DATA UNDER STUDY section start
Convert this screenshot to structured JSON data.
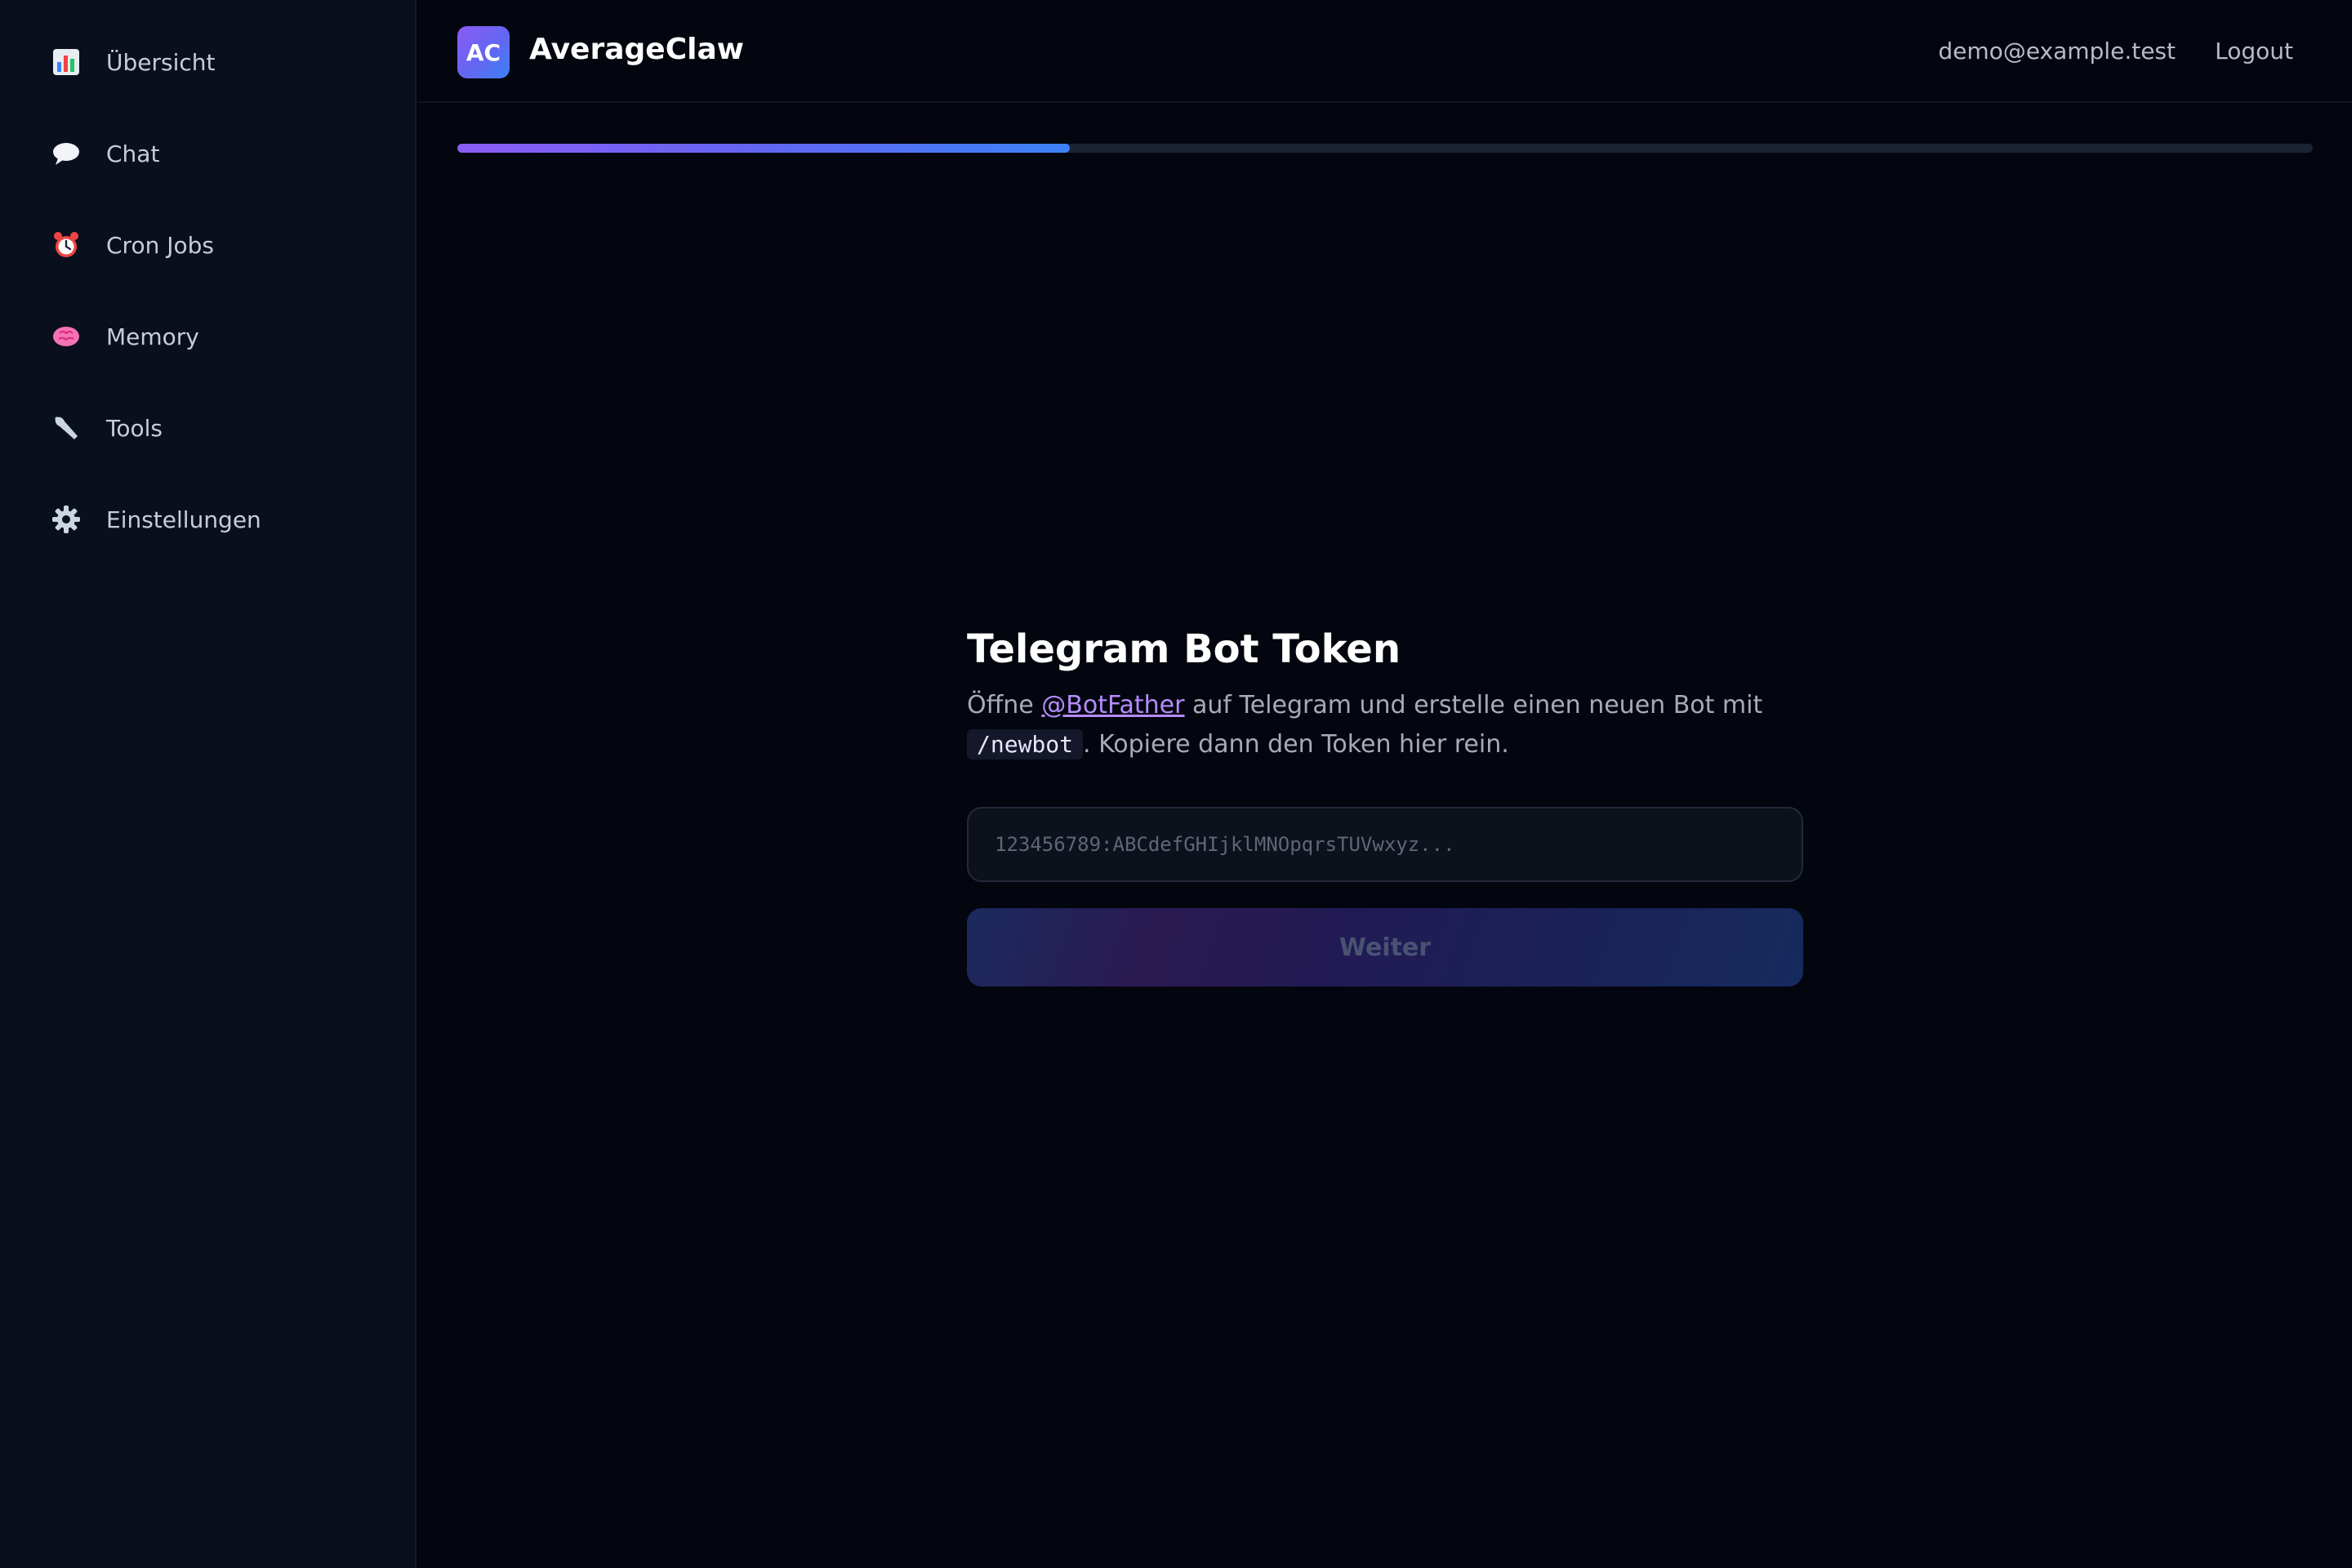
{
  "sidebar": {
    "items": [
      {
        "label": "Übersicht",
        "icon": "bar-chart-icon"
      },
      {
        "label": "Chat",
        "icon": "speech-bubble-icon"
      },
      {
        "label": "Cron Jobs",
        "icon": "alarm-clock-icon"
      },
      {
        "label": "Memory",
        "icon": "brain-icon"
      },
      {
        "label": "Tools",
        "icon": "wrench-icon"
      },
      {
        "label": "Einstellungen",
        "icon": "gear-icon"
      }
    ]
  },
  "header": {
    "logo_text": "AC",
    "app_name": "AverageClaw",
    "user_email": "demo@example.test",
    "logout_label": "Logout"
  },
  "progress": {
    "percent": 33,
    "colors": [
      "#8b5cf6",
      "#3b82f6"
    ]
  },
  "step": {
    "title": "Telegram Bot Token",
    "desc_prefix": "Öffne ",
    "desc_link": "@BotFather",
    "desc_middle": " auf Telegram und erstelle einen neuen Bot mit ",
    "desc_code": "/newbot",
    "desc_suffix": ". Kopiere dann den Token hier rein.",
    "input": {
      "value": "",
      "placeholder": "123456789:ABCdefGHIjklMNOpqrsTUVwxyz..."
    },
    "next_label": "Weiter"
  },
  "colors": {
    "background": "#03060f",
    "sidebar": "#0a0f1d",
    "accent": "#8b5cf6",
    "link": "#b58cff"
  }
}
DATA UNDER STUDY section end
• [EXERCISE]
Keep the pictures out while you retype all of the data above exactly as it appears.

• [REPLY TO THE EXERCISE]
Convert this screenshot to structured JSON data.
{
  "sidebar": {
    "items": [
      {
        "label": "Übersicht",
        "icon": "bar-chart-icon"
      },
      {
        "label": "Chat",
        "icon": "speech-bubble-icon"
      },
      {
        "label": "Cron Jobs",
        "icon": "alarm-clock-icon"
      },
      {
        "label": "Memory",
        "icon": "brain-icon"
      },
      {
        "label": "Tools",
        "icon": "wrench-icon"
      },
      {
        "label": "Einstellungen",
        "icon": "gear-icon"
      }
    ]
  },
  "header": {
    "logo_text": "AC",
    "app_name": "AverageClaw",
    "user_email": "demo@example.test",
    "logout_label": "Logout"
  },
  "progress": {
    "percent": 33,
    "colors": [
      "#8b5cf6",
      "#3b82f6"
    ]
  },
  "step": {
    "title": "Telegram Bot Token",
    "desc_prefix": "Öffne ",
    "desc_link": "@BotFather",
    "desc_middle": " auf Telegram und erstelle einen neuen Bot mit ",
    "desc_code": "/newbot",
    "desc_suffix": ". Kopiere dann den Token hier rein.",
    "input": {
      "value": "",
      "placeholder": "123456789:ABCdefGHIjklMNOpqrsTUVwxyz..."
    },
    "next_label": "Weiter"
  },
  "colors": {
    "background": "#03060f",
    "sidebar": "#0a0f1d",
    "accent": "#8b5cf6",
    "link": "#b58cff"
  }
}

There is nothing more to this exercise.